Amnesty International says the use of the death penalty in 2020 was the lowest in at least a decade, though the “unprecedented challenges” of the COVID-19 pandemic were not enough to deter Iran and 17 other countries from carrying out executions last year.
At least 483 people were known to have been executed globally, a decrease of 26 percent compared with 2019, the London-based human rights watchdog said in its annual global review of the death penalty published on April 21.
The figure, which showed the fifth consecutive year-on-year decline, does not include countries that classify death penalty data as state secrets or for which limited information is available. Those countries include China, North Korea, Syria, and Vietnam.
The number of countries known to still use execution decreased by two last year to 18.
Iran (at least 246), Egypt (at least 107), Iraq (at least 45), and Saudi Arabia (27) accounted for 88 percent of all known executions.
The number of death sentences known to have been imposed across the world – at least 1,477 – was down by 36 percent compared to 2019.
“As the world focused on finding ways to protect lives from COVID-19, several governments showed a disturbing determination to resort to the death penalty and execute people no matter what,” said Amnesty International’s Secretary-General Agnes Callamard.
The pandemic “meant that many people on death row were unable to access in-person legal representation, and many of those wanting to provide support had to expose themselves to considerable – yet absolutely avoidable – health risks,” said Callamard, who called the use of the death penalty under these conditions “a particularly egregious assault on human rights.”
China is believed to execute thousands of people each year, making it the world’s most prolific executioner, Amnesty International said in its report, titled Death Sentences And Executions 2020.
The group said recorded executions in Iran continued to be lower than previous years, but the country “increasingly used the death penalty as a weapon of political repression against dissidents, protesters and members of ethnic minority groups, in violation of international law.”
Egypt tripled its yearly execution figure compared to 2019, while recorded executions in Saudi Arabia dropped by 85 percent and more than halved in Iraq.
The United States was the only country in the Americas to carry out executions in 2020. The administration of former U.S. President Donald Trump resumed federal executions after a 17-year hiatus and put a “staggering” 10 men to death in less than six months.

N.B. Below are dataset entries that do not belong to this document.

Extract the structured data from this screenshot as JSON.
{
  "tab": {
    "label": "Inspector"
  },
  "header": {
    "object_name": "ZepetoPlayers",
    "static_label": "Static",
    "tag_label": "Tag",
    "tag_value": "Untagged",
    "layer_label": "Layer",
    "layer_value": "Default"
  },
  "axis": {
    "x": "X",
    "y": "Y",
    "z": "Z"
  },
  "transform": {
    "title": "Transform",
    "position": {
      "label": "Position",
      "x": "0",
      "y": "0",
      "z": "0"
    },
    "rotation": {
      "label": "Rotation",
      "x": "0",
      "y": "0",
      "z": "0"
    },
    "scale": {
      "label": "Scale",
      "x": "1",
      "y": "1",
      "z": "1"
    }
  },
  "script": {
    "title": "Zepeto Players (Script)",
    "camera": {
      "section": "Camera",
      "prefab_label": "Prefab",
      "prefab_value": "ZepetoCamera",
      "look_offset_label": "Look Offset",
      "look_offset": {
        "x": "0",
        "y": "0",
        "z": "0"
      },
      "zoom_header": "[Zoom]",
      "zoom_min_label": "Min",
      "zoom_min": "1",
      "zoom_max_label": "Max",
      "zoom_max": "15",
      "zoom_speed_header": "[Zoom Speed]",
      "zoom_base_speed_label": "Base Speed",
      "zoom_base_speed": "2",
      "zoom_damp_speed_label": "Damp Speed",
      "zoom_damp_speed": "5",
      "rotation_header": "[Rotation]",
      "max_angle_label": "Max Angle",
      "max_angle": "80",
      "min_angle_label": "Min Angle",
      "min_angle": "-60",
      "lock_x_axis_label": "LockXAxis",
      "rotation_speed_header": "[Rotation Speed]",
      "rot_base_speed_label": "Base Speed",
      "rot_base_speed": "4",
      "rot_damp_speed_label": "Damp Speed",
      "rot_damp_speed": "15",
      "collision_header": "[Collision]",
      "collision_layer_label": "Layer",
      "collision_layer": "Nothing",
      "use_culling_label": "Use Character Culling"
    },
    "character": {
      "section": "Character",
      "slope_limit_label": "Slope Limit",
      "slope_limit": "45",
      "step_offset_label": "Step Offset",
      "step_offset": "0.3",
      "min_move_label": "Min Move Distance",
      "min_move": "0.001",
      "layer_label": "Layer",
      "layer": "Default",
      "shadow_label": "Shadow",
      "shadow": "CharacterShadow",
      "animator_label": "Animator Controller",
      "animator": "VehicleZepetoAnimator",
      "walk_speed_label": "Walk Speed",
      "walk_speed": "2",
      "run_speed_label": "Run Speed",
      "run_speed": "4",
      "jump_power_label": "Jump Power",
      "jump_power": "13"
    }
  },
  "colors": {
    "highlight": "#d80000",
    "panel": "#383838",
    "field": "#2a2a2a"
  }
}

India, Oman, Qatar, and Taiwan also resumed executions.
Amnesty International recorded decreases in the number of new death sentences imposed in 30 out of 54 countries where death sentences were known to have been imposed.

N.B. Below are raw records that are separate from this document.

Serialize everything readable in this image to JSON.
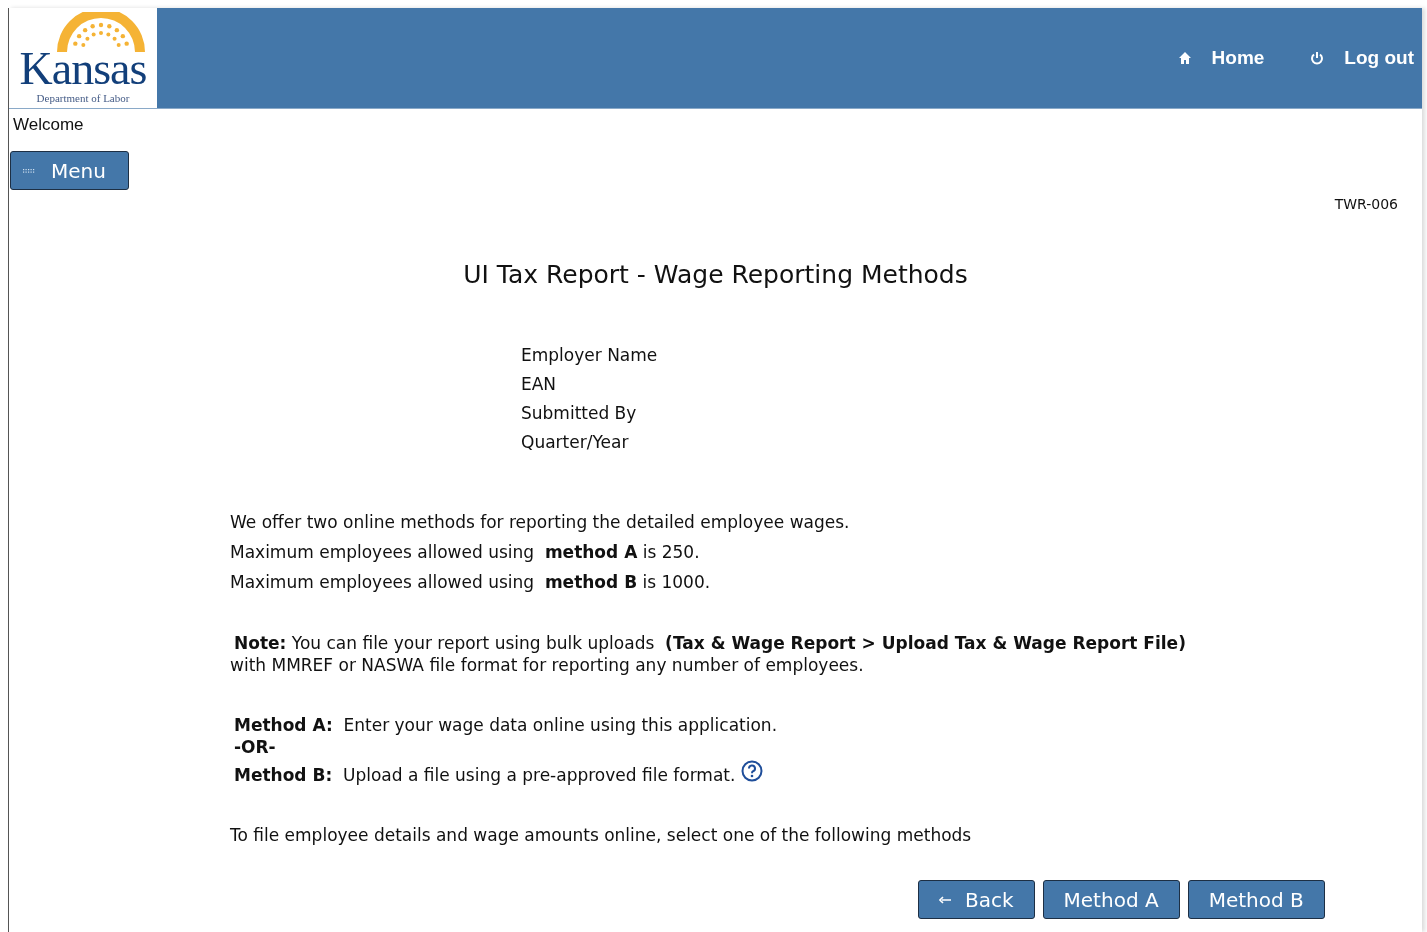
{
  "header": {
    "logo": {
      "name": "Kansas",
      "subtitle": "Department of Labor"
    },
    "nav": [
      {
        "kind": "home",
        "label": "Home"
      },
      {
        "kind": "power",
        "label": "Log out"
      }
    ]
  },
  "welcome": "Welcome",
  "menu_button": "Menu",
  "page_code": "TWR-006",
  "title": "UI Tax Report - Wage Reporting Methods",
  "info_fields": [
    "Employer Name",
    "EAN",
    "Submitted By",
    "Quarter/Year"
  ],
  "intro": [
    "We offer two online methods for reporting the detailed employee wages.",
    "Maximum employees allowed using  **method A** is 250.",
    "Maximum employees allowed using  **method B** is 1000."
  ],
  "note": [
    "**Note:** You can file your report using bulk uploads  **(Tax & Wage Report > Upload Tax & Wage Report File)**",
    "with MMREF or NASWA file format for reporting any number of employees."
  ],
  "methods": [
    {
      "kind": "method",
      "text": "**Method A:**  Enter your wage data online using this application.",
      "help": false
    },
    {
      "kind": "separator",
      "text": "-OR-"
    },
    {
      "kind": "method",
      "text": "**Method B:**  Upload a file using a pre-approved file format.",
      "help": true
    }
  ],
  "instruction": "To file employee details and wage amounts online, select one of the following methods",
  "buttons": [
    {
      "kind": "back",
      "label": "Back"
    },
    {
      "kind": "plain",
      "label": "Method A"
    },
    {
      "kind": "plain",
      "label": "Method B"
    }
  ]
}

In Pakistan, that figure decreased from at least 632 in 2019 to at least 49 last year.
In 2020, no executions were recorded in Pakistan and five other countries that carried out executions in 2019 – Belarus, Bahrain, Japan, Singapore, and Sudan.
Chad and the U.S. state of Colorado abolished the death penalty last year, while Kazakhstan committed to abolition under international law and Barbados concluded reforms to repeal the mandatory death penalty.

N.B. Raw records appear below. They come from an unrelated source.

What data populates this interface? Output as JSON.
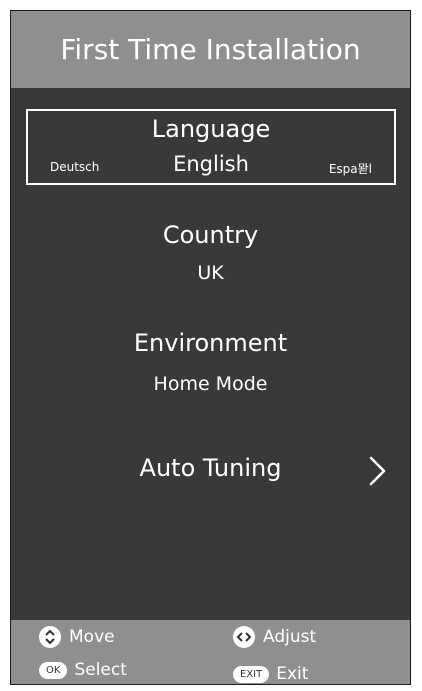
{
  "header": {
    "title": "First Time Installation"
  },
  "language": {
    "title": "Language",
    "selected": "English",
    "prev_option": "Deutsch",
    "next_option": "Espa뫋l"
  },
  "country": {
    "title": "Country",
    "value": "UK"
  },
  "environment": {
    "title": "Environment",
    "value": "Home Mode"
  },
  "auto_tuning": {
    "title": "Auto Tuning",
    "arrow_icon": "chevron-right-icon"
  },
  "footer": {
    "move": {
      "icon": "up-down-icon",
      "label": "Move"
    },
    "adjust": {
      "icon": "left-right-icon",
      "label": "Adjust"
    },
    "select": {
      "key": "OK",
      "label": "Select"
    },
    "exit": {
      "key": "EXIT",
      "label": "Exit"
    }
  },
  "colors": {
    "background": "#393939",
    "header_footer": "#8f8f8f",
    "text": "#ffffff"
  }
}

As of April 2021, 108 countries had abolished the death penalty for all crimes and 144 countries have abolished it in law or practice.
“Despite the continued pursuit of the death penalty by some governments, the overall picture in 2020 was positive,” Callamard said, noting that the continuing decrease of known executions brings the world “closer to consigning the ultimate cruel, inhuman and degrading punishment to the history books.”